Edie is just trying to survive. She’s messing up in her dead-end admin job in her all-white office, is sleeping with all the wrong men, and has failed at the only thing that meant anything to her, painting. No one seems to care that she doesn’t really know what she’s doing with her life beyond looking for her next hook-up. And then she meets Eric, a white, middle-aged archivist with a suburban family, including a wife who has sort-of-agreed to an open marriage and an adopted black daughter who doesn’t have a single person in her life who can show her how to do her hair. As if navigating the constantly shifting landscape of sexual and racial politics as a young black woman wasn’t already hard enough, with nowhere else left to go, Edie finds herself falling head-first into Eric’s home and family. Razor sharp, provocatively page-turning and surprisingly tender, Luster by Raven Leilani is a painfully funny debut about what it means to be young now.

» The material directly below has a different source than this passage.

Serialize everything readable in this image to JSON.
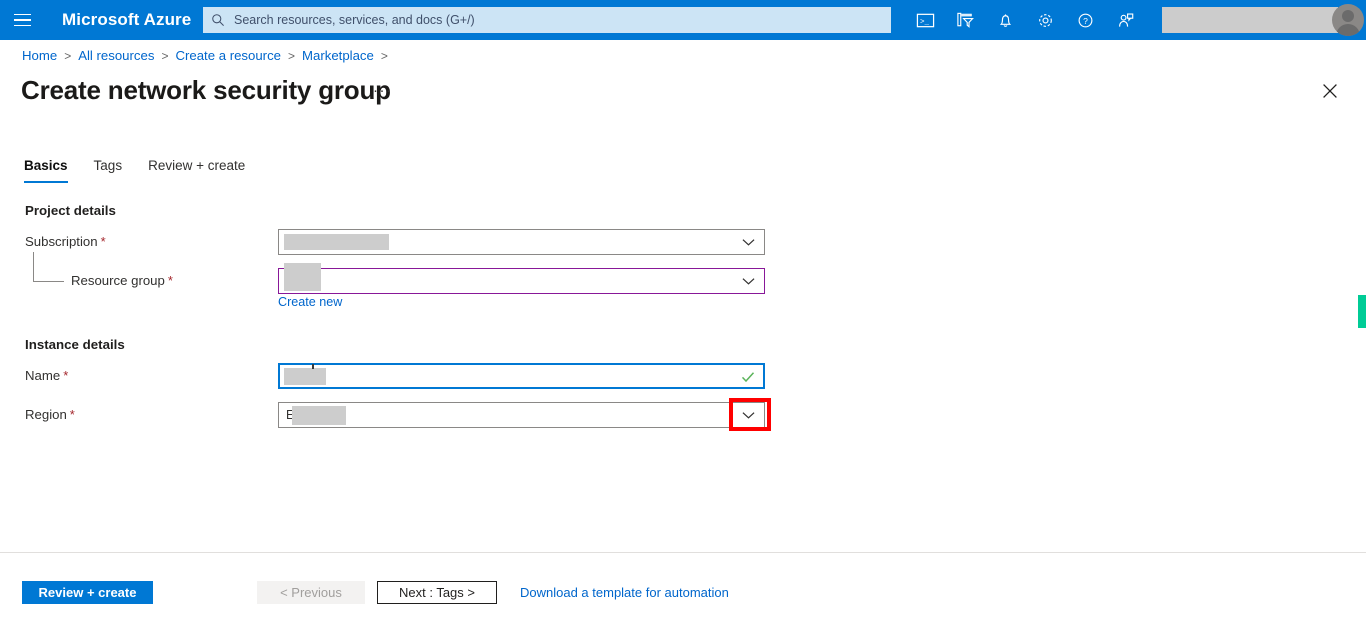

An emotionally powerful and riveting family drama, combining razor-sharp suspense and the meaning of forgiveness. Claudia Winters, along with her mother and daughter, leave their old life far behind them but as they begin to settle into a new community, the past isn’t as far away as they had hoped. Susan Lewis has written over 40 novels, they are always so readable, she really is the most wonderfully consistent writer. If you have read any of her previous books, you will rediscover a couple of your favourite characters have returned. The joy here though, is that if this your first foray, there is no need to feel disconcerted as you need no prior knowledge. I simply allowed myself to fall into pages and the main storyline swirled beautifully around Claudia, Marcy, and Jasmine. Occasional letters appeared through the novel and sliced through the harmony that was beginning to build. Not knowing when the letters were written ensured that tension increased and remained as the tale developed. As information was released, my thoughts turned in a new direction and the meaning of the title became clear. Full of love and compassion, Forgive Me is a thoughtfully observed and truly satisfying novel.
Whether it’s Barbara Taylor Bradford’s window into the dark secrets of dynastic powerhouses, or the hard realities of Allison Pearson’s writing: the incisively humourous observations of Nick Hornby, or the light touch of Charlotte Bingham: the engrossing passion of Jojo Moyes, or the captivating worlds conjured by Jodi Picoult and Daisy Waugh, the range of fantastic stories in the Family Drama section is almost endless. Luckily our unique expert reviews and hand-picked recommendations are here to help match you with your perfect next read. Sign up to our monthly emails to stay in touch with the latest output from warm, wise Elizabeth Buchan, insightful Kate Atkinson, sensory-stimulating Joanna Harris, huge-scale Sidney Sheldon, magical Alice Hoffman and so many more in the varied family of fantastic authors of the genre.